I am a “Southern-Southern” Chinese-American, meaning my maternal Great Grandparents emigrated from Southern China to the Florida-Georgia region in 1875 right after the Civil War during Reconstruction. So I am fourth generation ethnic Chinese and fourth generation Southern American.
My parents met at the University of Minnesota in the 1940s. My father, a foreign student and my mother a Southern farm girl. Due to anti-miscegenation laws legally forbidding relationships between races, they had only each other to date or else they could not date at all. My mother said she had wanted to marry a man like Clark Gable, whom my father definitely did not resemble in style or looks. But there were very few young Chinese men in the South and the law clearly outlined who could marry who. So I was born/raised in Florida where we were legally “Colored”—the “must drink from segregated drinking fountains” and “must sit in the back of the bus” kind of “Colored.” Even though my father had a PhD he could not find employment in his field and was only allowed to buy property only in the “Colored” ghetto. “Separate but Equal” in reality was” Separate but Inferior.”
In the mid 1960s one of my uncles got a Caucasian girl pregnant. I remember my grandfather yelling because he was so terrified that my uncle would be arrested at best or lynched at worst. The couple was sent to be married in a Midwestern state without anti-miscegenation laws. This was before the Loving vs Virginia Supreme Court decision outlawing anti-miscegenation laws throughout the country. My family did not have another inter-racial marriage until the late 1970s. In the 1960s, I remember young Chinese men and women would drive hundreds of miles to attend Chinese match-making parties. I have an Aunt who is one of the Mississippi Chinese brought over as indentured servants to replace Black slaves right after the Civil War. Her mother sent her all the way from Mississippi to attend one of those parties.

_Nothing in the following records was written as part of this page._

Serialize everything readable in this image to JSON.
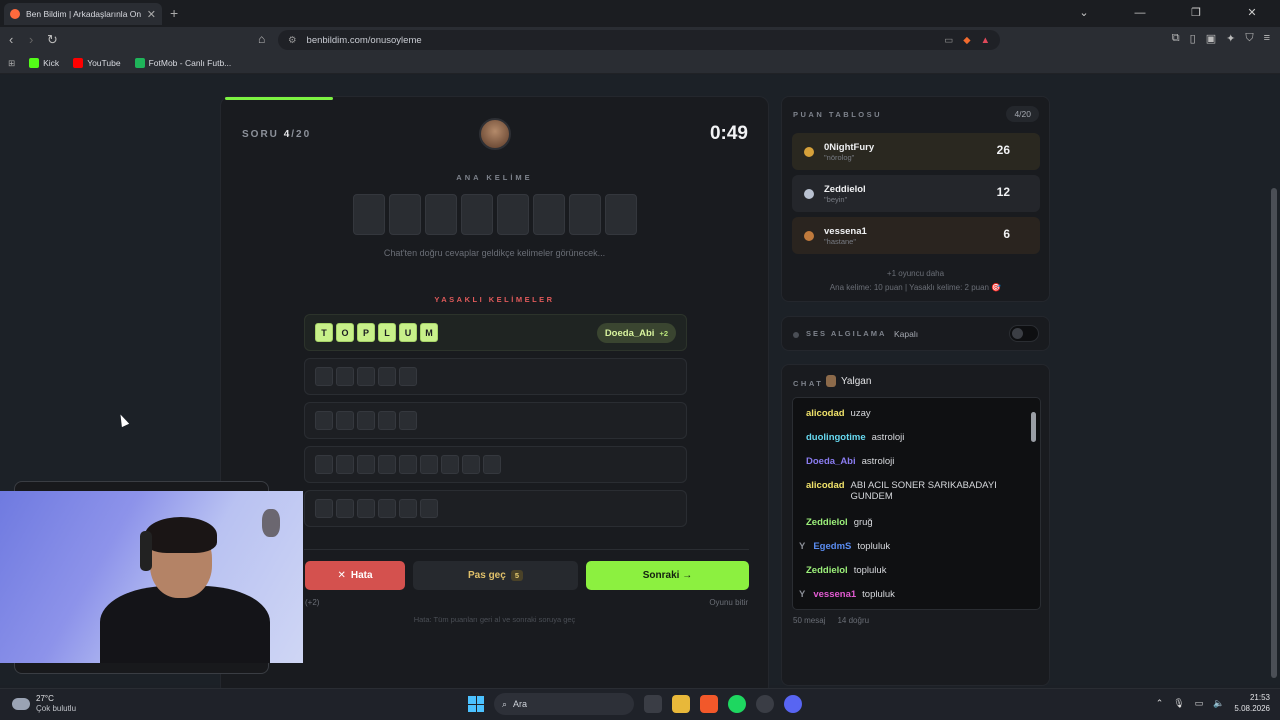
{
  "browser": {
    "tab_title": "Ben Bildim | Arkadaşlarınla Onlin",
    "url": "benbildim.com/onusoyleme",
    "bookmarks": [
      "Kick",
      "YouTube",
      "FotMob - Canlı Futb..."
    ]
  },
  "game": {
    "progress_fraction": 0.2,
    "soru_label": "SORU",
    "soru_current": "4",
    "soru_total": "/20",
    "timer": "0:49",
    "ana_kelime_label": "ANA KELİME",
    "ana_kelime_slots": 8,
    "hint": "Chat'ten doğru cevaplar geldikçe kelimeler görünecek...",
    "yasakli_label": "YASAKLI KELİMELER",
    "found_word": {
      "letters": [
        "T",
        "O",
        "P",
        "L",
        "U",
        "M"
      ],
      "user": "Doeda_Abi",
      "bonus": "+2"
    },
    "hidden_rows": [
      5,
      5,
      9,
      6
    ],
    "buttons": {
      "hata": "Hata",
      "pas": "Pas geç",
      "pas_count": "5",
      "sonraki": "Sonraki →"
    },
    "below_left": "(+2)",
    "below_right": "Oyunu bitir",
    "note": "Hata: Tüm puanları geri al ve sonraki soruya geç"
  },
  "scoreboard": {
    "title": "PUAN TABLOSU",
    "count": "4/20",
    "players": [
      {
        "name": "0NightFury",
        "word": "\"nörolog\"",
        "score": "26",
        "medal": "#d6a13a"
      },
      {
        "name": "Zeddielol",
        "word": "\"beyin\"",
        "score": "12",
        "medal": "#b9c1d0"
      },
      {
        "name": "vessena1",
        "word": "\"hastane\"",
        "score": "6",
        "medal": "#c07a3c"
      }
    ],
    "more": "+1 oyuncu daha",
    "points_info": "Ana kelime: 10 puan | Yasaklı kelime: 2 puan 🎯"
  },
  "voice": {
    "label": "SES ALGILAMA",
    "state": "Kapalı"
  },
  "chat": {
    "label": "CHAT",
    "channel": "Yalgan",
    "messages": [
      {
        "user": "alicodad",
        "text": "uzay",
        "color": "#f0e26a"
      },
      {
        "user": "duolingotime",
        "text": "astroloji",
        "color": "#67d9f0"
      },
      {
        "user": "Doeda_Abi",
        "text": "astroloji",
        "color": "#8a7cf0"
      },
      {
        "user": "alicodad",
        "text": "ABI ACIL SONER SARIKABADAYI",
        "text2": "GUNDEM",
        "color": "#f0e26a"
      },
      {
        "user": "Zeddielol",
        "text": "gruğ",
        "color": "#9cf07a"
      },
      {
        "user": "EgedmS",
        "text": "topluluk",
        "color": "#5a8cf0",
        "prefix": "Y"
      },
      {
        "user": "Zeddielol",
        "text": "topluluk",
        "color": "#9cf07a"
      },
      {
        "user": "vessena1",
        "text": "topluluk",
        "color": "#e05ad0",
        "prefix": "Y"
      }
    ],
    "footer_count": "50 mesaj",
    "footer_correct": "14 doğru"
  },
  "taskbar": {
    "temp": "27°C",
    "weather": "Çok bulutlu",
    "search": "Ara",
    "time": "21:53",
    "date": "5.08.2026"
  }
}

And I am Gay. My husband, Chris, and I fell in love in college in 1975 and we have had a loving monogamous relationship for 40 years. In 1984 I became the first Asian Pacific Islander AIDS caseworker in the entire United States. I have worked in oncology and in hospice. I have cared for thousands of end-of-life patients and held the hands of hundreds of dying over my career. I have done my part in making this world a better place. And Chris has been right beside me for this entire journey.
When I was diagnosed with cancer in 1984 we updated our financial and medical powers of attorney and wills in hopes that we could cover all eventualities. I had to forcibly insist those essential documents be placed into my chart at the hospital and at the physician’s office to ensure that Chris had access to me and be part of my care. In 2007 Chris was diagnosed with Parkinsons Disease resulting from exposure to Agent Orange. At the VA hospital we were told we were not legal spouses so we again had to update our financial and medical powers of attorneys and wills and insist they be placed in the VA’s files.
In 2003 we were married in Canada two weeks after Marriage Equality was legalized in Ottawa. We were married again in 2008 in California when we attended George and Brad Takei’s wedding. Then married a third time in 2013 in Washington State. We were married multiple times because those marriages were only legal in the jurisdictions where they took place.
I have read many different articles saying that racial and same-sex marriage discrimination are completely different with different bases. I have experienced both—racial marriage discrimination as Chinese and same-sex marriage discrimination as Gay. Whatever those types of discriminations are based on, both feel like the same kind of hatred to me and both kinds of marriage discrimination limit and control who we can love and marry by arbitrary imposition of law. Civil unions are a “Separate but Inferior” compromise. If civil unions were so desirable why was there not a rush by heterosexual couples toward civil unions?
My love for Chris is unconditional and absolute. I have been with Chris for 40 years which is twice as long as my life before him. We have faced serious illness, financial hardship, family and societal disapproval, and disastrous losses of friends and family together. We cared for Chris’ mother in our home before her death because of her dementia. My parents put Chris into their will. Chris and I worked for years in my parent’s restaurants on weekends. Aren’t all those experiences—through thick and thin, sickness and in health, forsaking all others—the meaning of marriage? How is our commitment to each other less than any other couples’? How can someone say that our love is perverted and evil?
Supreme Court Justice Anthony Kennedy wrote the decision for the majority of Supreme Court Justices on the same-sex marriage equality issue. He ended his decision with these elegant words. I cannot describe my love, my relationship and my marriage to Chris better:
“No union is more profound than marriage, for it embodies the highest ideals of love, fidelity, devotion, sacrifice, and family. In forming a marital union, two people have become something greater than once they were. As some of the petitioners in these cases demonstrate, marriage embodies a love that may endure even past death. It would misunderstand these men and women to say they disrespect the idea of marriage. Their plea is that they do respect it, respect is so deeply that they seek to find its fulfillment for themselves. Their hope is not to be condemned to live in loneliness. They ask for equal dignity in the eyes of the law. The Constitution grants them that right. The judgement of the Court of Appeals for the Sixth Circuit is reversed It is so ordered.”